[Component data from apps and pages]

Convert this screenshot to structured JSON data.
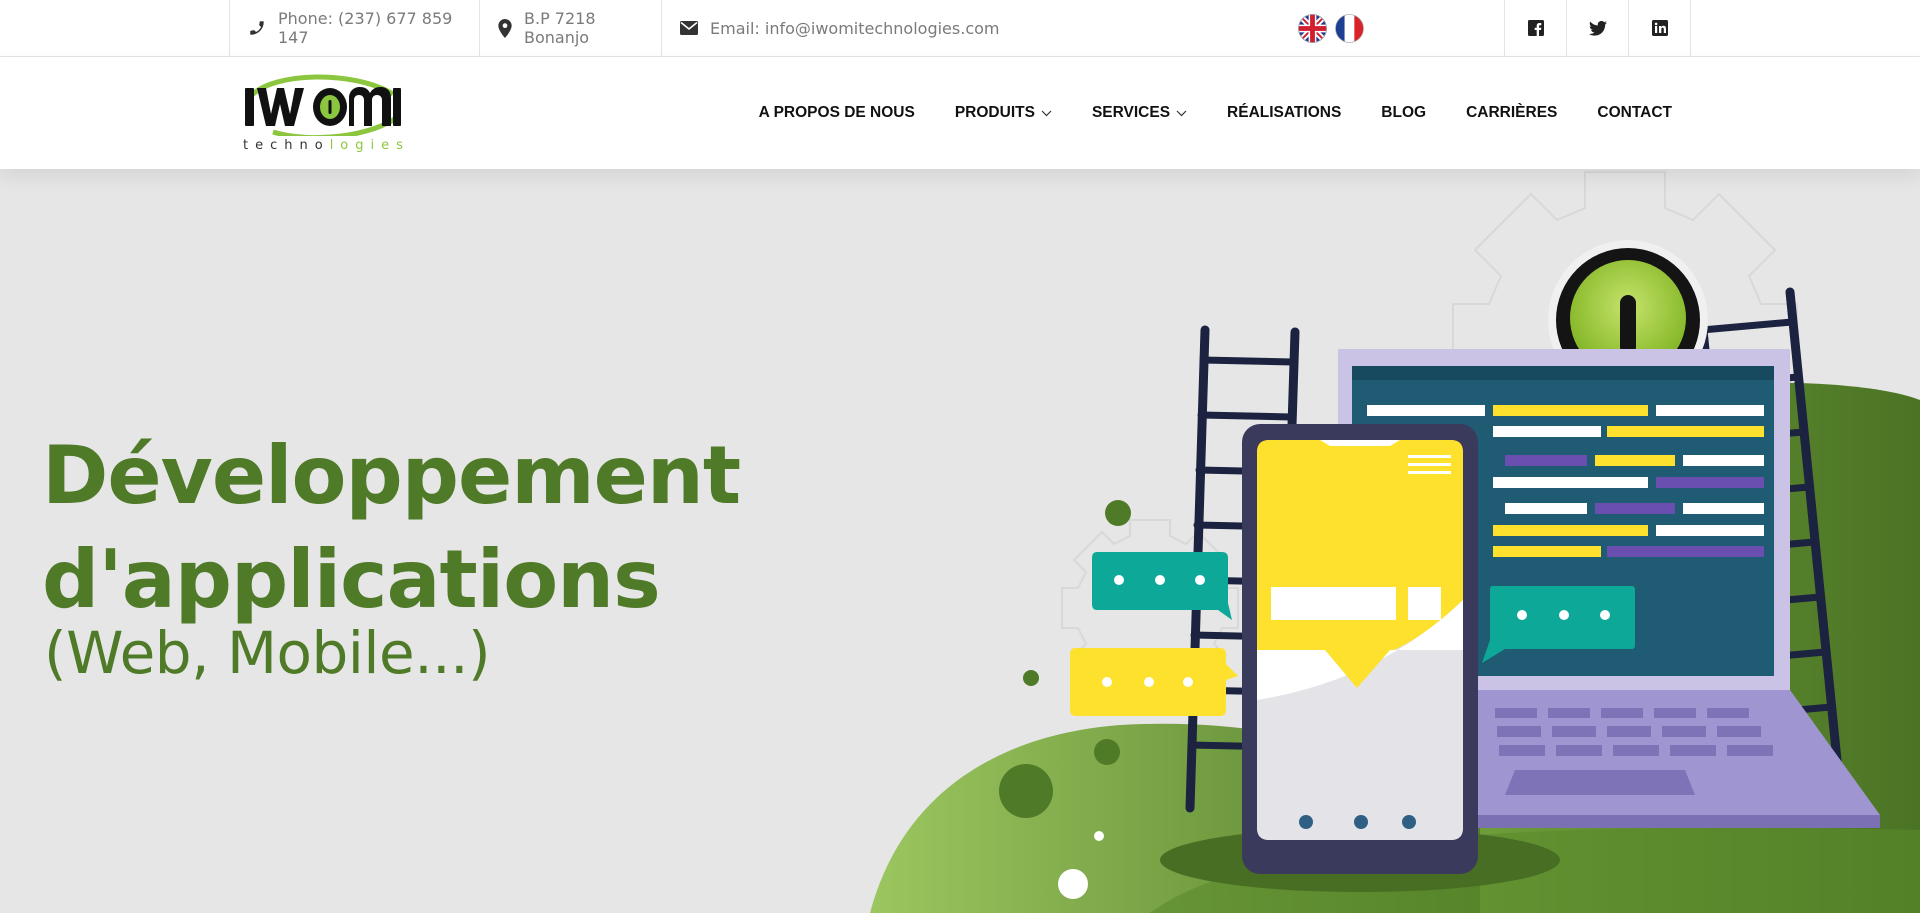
{
  "topbar": {
    "phone": "Phone: (237) 677 859 147",
    "address": "B.P 7218 Bonanjo",
    "email": "Email: info@iwomitechnologies.com",
    "languages": [
      "english-flag-icon",
      "french-flag-icon"
    ],
    "social": [
      "facebook-icon",
      "twitter-icon",
      "linkedin-icon"
    ]
  },
  "logo": {
    "mark": "iwomi",
    "tagline_dark": "techno",
    "tagline_green": "logies"
  },
  "nav": {
    "items": [
      {
        "label": "A PROPOS DE NOUS",
        "dropdown": false
      },
      {
        "label": "PRODUITS",
        "dropdown": true
      },
      {
        "label": "SERVICES",
        "dropdown": true
      },
      {
        "label": "RÉALISATIONS",
        "dropdown": false
      },
      {
        "label": "BLOG",
        "dropdown": false
      },
      {
        "label": "CARRIÈRES",
        "dropdown": false
      },
      {
        "label": "CONTACT",
        "dropdown": false
      }
    ]
  },
  "hero": {
    "title_line1": "Développement",
    "title_line2": "d'applications",
    "subtitle": "(Web, Mobile...)"
  },
  "colors": {
    "brand_green": "#4f7a28",
    "light_green": "#8cc63f",
    "yellow": "#fde12d",
    "teal": "#0ea899",
    "navy": "#3a3a5c"
  }
}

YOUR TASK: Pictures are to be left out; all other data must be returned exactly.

SOLUTION TO THIS PROBLEM:
Convert this screenshot to structured JSON data.
{
  "topbar": {
    "phone": "Phone: (237) 677 859 147",
    "address": "B.P 7218 Bonanjo",
    "email": "Email: info@iwomitechnologies.com",
    "languages": [
      "english-flag-icon",
      "french-flag-icon"
    ],
    "social": [
      "facebook-icon",
      "twitter-icon",
      "linkedin-icon"
    ]
  },
  "logo": {
    "mark": "iwomi",
    "tagline_dark": "techno",
    "tagline_green": "logies"
  },
  "nav": {
    "items": [
      {
        "label": "A PROPOS DE NOUS",
        "dropdown": false
      },
      {
        "label": "PRODUITS",
        "dropdown": true
      },
      {
        "label": "SERVICES",
        "dropdown": true
      },
      {
        "label": "RÉALISATIONS",
        "dropdown": false
      },
      {
        "label": "BLOG",
        "dropdown": false
      },
      {
        "label": "CARRIÈRES",
        "dropdown": false
      },
      {
        "label": "CONTACT",
        "dropdown": false
      }
    ]
  },
  "hero": {
    "title_line1": "Développement",
    "title_line2": "d'applications",
    "subtitle": "(Web, Mobile...)"
  },
  "colors": {
    "brand_green": "#4f7a28",
    "light_green": "#8cc63f",
    "yellow": "#fde12d",
    "teal": "#0ea899",
    "navy": "#3a3a5c"
  }
}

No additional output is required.